The Septimal Minor Third
Most of the notes of the inner lattice can be approximated on the piano, but not the septimal minor third. It’s in between the keys. Blues pianists can evoke it by trilling between 2 and b3, but only variable-pitch instruments can actually hit the note.
Here it is in context:
It’s fun to sing this part of the song, stretching out that septimal note and tasting its flavor.
The passage illustrates the harmonic function of the note. It’s the septimal flatted seventh of the 4, also called the harmonic seventh or barbershop seventh. This is a beautifully consonant note, a great addition to a major chord. It’s generated by multiplying by seven. I use it here as a harmonic seventh over the IV.
Relative to the 1, the 7b3 is a compound note. To get there, you divide by 3, and then multiply by 7. The ratio is 7/6, octave reduced. The pitch is 267 cents, between the 2 and the b3. Here it is on the scale. The colored notes are in just intonation, the black ones are in equal temperament.

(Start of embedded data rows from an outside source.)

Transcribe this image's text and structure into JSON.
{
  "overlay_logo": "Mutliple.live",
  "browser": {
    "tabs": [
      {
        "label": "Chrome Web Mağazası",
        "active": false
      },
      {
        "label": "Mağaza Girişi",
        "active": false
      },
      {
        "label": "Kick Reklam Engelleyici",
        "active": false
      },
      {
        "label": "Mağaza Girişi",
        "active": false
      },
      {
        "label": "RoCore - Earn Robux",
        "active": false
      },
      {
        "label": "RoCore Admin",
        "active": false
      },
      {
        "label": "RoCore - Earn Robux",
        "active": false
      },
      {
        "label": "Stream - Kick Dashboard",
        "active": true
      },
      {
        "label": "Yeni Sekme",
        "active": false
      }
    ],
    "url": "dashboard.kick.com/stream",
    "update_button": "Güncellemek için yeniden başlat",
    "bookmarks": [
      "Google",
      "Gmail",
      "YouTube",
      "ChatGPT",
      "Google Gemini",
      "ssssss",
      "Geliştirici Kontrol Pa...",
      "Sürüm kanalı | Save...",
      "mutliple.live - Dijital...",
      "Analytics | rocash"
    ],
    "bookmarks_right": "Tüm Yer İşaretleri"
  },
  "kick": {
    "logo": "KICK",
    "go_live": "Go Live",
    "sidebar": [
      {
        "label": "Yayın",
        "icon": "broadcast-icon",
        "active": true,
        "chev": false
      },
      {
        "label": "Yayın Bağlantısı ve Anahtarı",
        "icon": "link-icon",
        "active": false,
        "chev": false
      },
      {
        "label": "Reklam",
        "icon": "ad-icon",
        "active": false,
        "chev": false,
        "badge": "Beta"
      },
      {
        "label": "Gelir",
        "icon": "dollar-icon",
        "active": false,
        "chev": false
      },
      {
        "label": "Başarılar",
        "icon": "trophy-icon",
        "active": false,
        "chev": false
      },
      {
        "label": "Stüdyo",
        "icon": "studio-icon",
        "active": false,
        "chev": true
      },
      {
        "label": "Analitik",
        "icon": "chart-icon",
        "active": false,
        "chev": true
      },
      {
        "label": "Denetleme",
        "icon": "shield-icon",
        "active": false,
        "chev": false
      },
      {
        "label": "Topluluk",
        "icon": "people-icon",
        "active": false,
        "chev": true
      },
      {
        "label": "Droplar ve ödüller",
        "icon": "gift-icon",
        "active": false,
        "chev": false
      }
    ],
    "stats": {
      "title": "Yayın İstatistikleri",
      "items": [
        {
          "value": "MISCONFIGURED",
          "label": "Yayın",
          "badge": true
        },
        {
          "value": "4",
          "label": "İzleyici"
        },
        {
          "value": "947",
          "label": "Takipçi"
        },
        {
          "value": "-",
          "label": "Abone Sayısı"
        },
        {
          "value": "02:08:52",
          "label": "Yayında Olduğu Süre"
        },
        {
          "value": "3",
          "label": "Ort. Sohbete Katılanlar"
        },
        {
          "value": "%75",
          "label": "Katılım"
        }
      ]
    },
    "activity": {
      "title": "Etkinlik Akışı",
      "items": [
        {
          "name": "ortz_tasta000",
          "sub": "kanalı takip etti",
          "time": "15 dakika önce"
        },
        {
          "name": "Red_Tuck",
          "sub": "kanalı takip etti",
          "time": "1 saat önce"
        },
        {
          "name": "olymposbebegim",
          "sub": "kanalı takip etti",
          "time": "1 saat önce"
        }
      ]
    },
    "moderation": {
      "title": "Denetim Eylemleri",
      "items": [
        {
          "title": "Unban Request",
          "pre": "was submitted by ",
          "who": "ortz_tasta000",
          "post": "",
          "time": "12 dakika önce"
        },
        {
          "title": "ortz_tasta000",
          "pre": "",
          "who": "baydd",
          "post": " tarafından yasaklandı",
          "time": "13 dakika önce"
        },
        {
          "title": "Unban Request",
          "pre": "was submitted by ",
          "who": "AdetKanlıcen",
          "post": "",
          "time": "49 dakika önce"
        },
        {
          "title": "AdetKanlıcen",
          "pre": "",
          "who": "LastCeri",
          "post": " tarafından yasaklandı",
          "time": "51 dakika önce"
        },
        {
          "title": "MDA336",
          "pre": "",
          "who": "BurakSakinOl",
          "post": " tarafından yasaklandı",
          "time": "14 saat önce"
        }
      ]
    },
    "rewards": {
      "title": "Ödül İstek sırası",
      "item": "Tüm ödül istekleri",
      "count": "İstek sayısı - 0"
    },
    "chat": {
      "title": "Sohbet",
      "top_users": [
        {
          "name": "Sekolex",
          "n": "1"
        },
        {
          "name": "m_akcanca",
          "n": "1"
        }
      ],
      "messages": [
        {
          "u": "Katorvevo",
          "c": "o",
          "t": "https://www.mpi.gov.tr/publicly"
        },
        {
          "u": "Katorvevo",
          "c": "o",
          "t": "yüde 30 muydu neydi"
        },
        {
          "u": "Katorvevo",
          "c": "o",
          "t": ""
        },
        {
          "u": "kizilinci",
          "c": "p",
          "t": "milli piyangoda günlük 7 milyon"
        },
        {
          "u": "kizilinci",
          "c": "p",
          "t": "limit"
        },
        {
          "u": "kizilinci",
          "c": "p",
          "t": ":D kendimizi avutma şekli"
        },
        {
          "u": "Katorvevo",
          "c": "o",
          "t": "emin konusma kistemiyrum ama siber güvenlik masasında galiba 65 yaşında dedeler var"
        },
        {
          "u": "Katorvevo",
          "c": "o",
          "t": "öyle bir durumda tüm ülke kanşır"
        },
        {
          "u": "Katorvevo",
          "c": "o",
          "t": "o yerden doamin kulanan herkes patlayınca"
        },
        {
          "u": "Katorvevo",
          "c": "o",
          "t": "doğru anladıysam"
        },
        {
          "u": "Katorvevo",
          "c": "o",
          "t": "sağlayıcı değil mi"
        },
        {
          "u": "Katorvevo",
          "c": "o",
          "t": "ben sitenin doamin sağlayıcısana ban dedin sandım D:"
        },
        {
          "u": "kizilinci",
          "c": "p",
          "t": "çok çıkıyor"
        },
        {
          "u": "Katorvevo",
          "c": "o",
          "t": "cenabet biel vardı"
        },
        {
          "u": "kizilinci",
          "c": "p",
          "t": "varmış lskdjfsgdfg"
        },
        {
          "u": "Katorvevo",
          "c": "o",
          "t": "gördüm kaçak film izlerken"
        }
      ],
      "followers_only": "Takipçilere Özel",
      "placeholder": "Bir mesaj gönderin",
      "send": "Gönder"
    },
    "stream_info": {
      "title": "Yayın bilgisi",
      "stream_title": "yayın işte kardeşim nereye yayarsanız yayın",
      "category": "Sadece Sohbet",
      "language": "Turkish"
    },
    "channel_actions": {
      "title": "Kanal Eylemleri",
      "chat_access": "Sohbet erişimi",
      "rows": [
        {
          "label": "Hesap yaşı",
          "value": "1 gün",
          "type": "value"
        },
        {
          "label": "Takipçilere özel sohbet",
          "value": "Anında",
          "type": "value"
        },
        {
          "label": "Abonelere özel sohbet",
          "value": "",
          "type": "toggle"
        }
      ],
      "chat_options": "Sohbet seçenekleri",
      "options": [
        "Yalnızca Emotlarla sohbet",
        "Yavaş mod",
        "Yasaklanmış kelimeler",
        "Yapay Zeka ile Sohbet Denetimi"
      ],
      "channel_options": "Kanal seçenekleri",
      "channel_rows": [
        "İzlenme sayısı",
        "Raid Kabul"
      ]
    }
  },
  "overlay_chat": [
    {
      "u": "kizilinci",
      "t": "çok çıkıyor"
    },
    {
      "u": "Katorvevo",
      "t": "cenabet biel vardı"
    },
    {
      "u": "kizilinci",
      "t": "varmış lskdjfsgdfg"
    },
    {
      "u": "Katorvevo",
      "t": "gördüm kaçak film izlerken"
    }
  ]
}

Over a I chord, the 7b3 sounds bluesy, restless, gutsy — it’s the insistent melody note in Taking Care of Business. It’s at the heart of the guitar riff in Dizzy Miss Lizzy (George often bends it up to the major third), it’s Jagger’s haunting first “ooooh” of Gimme Shelter. Gimme Shelter
The Stones’ music is a feast of 7b3’s. So is Led Zeppelin’s. These septimal notes are found everywhere the blues has left its impression.
There’s an old question: why do the minor melody notes of the blues sound good over major chords? The web is full of discussions as to why this is so.
I think it’s because the blue minor third is not the b3, but the 7b3. The regular minor third is a reciprocal third, and harmonically it doesn’t fit with major chords — it’s in a different part of the lattice.
But the 7b3 is an overtonal 7th, built on the 4, generated by multiplication. The major notes are made by multiplying by 5. Times 5 and times 7 go together very well. The harmonic seventh chord is a thing of beauty.
There’s an implication for blues guitar. You can’t play this note in the classic minor pentatonic blues box. You can play a b3 (bend it a little to tune it up), or a 3 (bend it harder), but not a 7b3, it’s flat of the b3, and you can’t bend down.
You can play a 7b3 by grabbing the 2, one fret below, and gently bending up to it. The following box works great for septimal notes. They’re all laid out under the ring finger. Bend them by less than a half step.
This box makes it easy to play the classic bit of melody, 7b3 – 2 – 1. All three songs I linked to earlier have this melody in their bones — BTO, the Stones, the Beatles. It’s everywhere. Here it is in Be Love.